→ DATA FOR REVIEW:
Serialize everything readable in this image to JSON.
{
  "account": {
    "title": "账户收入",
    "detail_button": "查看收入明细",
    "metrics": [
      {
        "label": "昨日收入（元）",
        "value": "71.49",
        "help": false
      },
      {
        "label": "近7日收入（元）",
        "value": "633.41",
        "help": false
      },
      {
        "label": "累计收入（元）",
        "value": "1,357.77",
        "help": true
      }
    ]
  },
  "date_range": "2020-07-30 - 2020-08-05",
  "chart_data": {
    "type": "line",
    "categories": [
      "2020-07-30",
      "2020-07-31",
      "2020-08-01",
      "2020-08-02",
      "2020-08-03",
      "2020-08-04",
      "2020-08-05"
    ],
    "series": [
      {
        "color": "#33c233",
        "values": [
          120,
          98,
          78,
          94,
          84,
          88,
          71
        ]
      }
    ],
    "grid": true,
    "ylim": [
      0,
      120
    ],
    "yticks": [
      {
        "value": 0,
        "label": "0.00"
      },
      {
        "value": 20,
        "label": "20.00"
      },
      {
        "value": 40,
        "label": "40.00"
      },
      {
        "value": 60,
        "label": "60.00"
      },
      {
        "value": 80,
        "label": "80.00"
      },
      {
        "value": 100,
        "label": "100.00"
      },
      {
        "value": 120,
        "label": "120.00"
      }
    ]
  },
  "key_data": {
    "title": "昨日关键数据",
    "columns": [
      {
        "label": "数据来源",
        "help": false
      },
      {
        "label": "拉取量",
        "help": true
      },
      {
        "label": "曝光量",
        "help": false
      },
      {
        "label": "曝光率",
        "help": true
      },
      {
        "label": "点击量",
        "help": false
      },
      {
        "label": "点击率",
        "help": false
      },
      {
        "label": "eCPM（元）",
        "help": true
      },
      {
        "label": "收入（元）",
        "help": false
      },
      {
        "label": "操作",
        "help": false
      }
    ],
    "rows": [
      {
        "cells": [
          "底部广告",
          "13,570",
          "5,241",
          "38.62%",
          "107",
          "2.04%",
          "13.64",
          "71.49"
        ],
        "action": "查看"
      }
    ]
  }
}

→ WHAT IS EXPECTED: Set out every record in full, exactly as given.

→ ANSWER SPACE:
Serialize everything readable in this image to JSON.
{
  "account": {
    "title": "账户收入",
    "detail_button": "查看收入明细",
    "metrics": [
      {
        "label": "昨日收入（元）",
        "value": "71.49",
        "help": false
      },
      {
        "label": "近7日收入（元）",
        "value": "633.41",
        "help": false
      },
      {
        "label": "累计收入（元）",
        "value": "1,357.77",
        "help": true
      }
    ]
  },
  "date_range": "2020-07-30 - 2020-08-05",
  "chart_data": {
    "type": "line",
    "categories": [
      "2020-07-30",
      "2020-07-31",
      "2020-08-01",
      "2020-08-02",
      "2020-08-03",
      "2020-08-04",
      "2020-08-05"
    ],
    "series": [
      {
        "color": "#33c233",
        "values": [
          120,
          98,
          78,
          94,
          84,
          88,
          71
        ]
      }
    ],
    "grid": true,
    "ylim": [
      0,
      120
    ],
    "yticks": [
      {
        "value": 0,
        "label": "0.00"
      },
      {
        "value": 20,
        "label": "20.00"
      },
      {
        "value": 40,
        "label": "40.00"
      },
      {
        "value": 60,
        "label": "60.00"
      },
      {
        "value": 80,
        "label": "80.00"
      },
      {
        "value": 100,
        "label": "100.00"
      },
      {
        "value": 120,
        "label": "120.00"
      }
    ]
  },
  "key_data": {
    "title": "昨日关键数据",
    "columns": [
      {
        "label": "数据来源",
        "help": false
      },
      {
        "label": "拉取量",
        "help": true
      },
      {
        "label": "曝光量",
        "help": false
      },
      {
        "label": "曝光率",
        "help": true
      },
      {
        "label": "点击量",
        "help": false
      },
      {
        "label": "点击率",
        "help": false
      },
      {
        "label": "eCPM（元）",
        "help": true
      },
      {
        "label": "收入（元）",
        "help": false
      },
      {
        "label": "操作",
        "help": false
      }
    ],
    "rows": [
      {
        "cells": [
          "底部广告",
          "13,570",
          "5,241",
          "38.62%",
          "107",
          "2.04%",
          "13.64",
          "71.49"
        ],
        "action": "查看"
      }
    ]
  }
}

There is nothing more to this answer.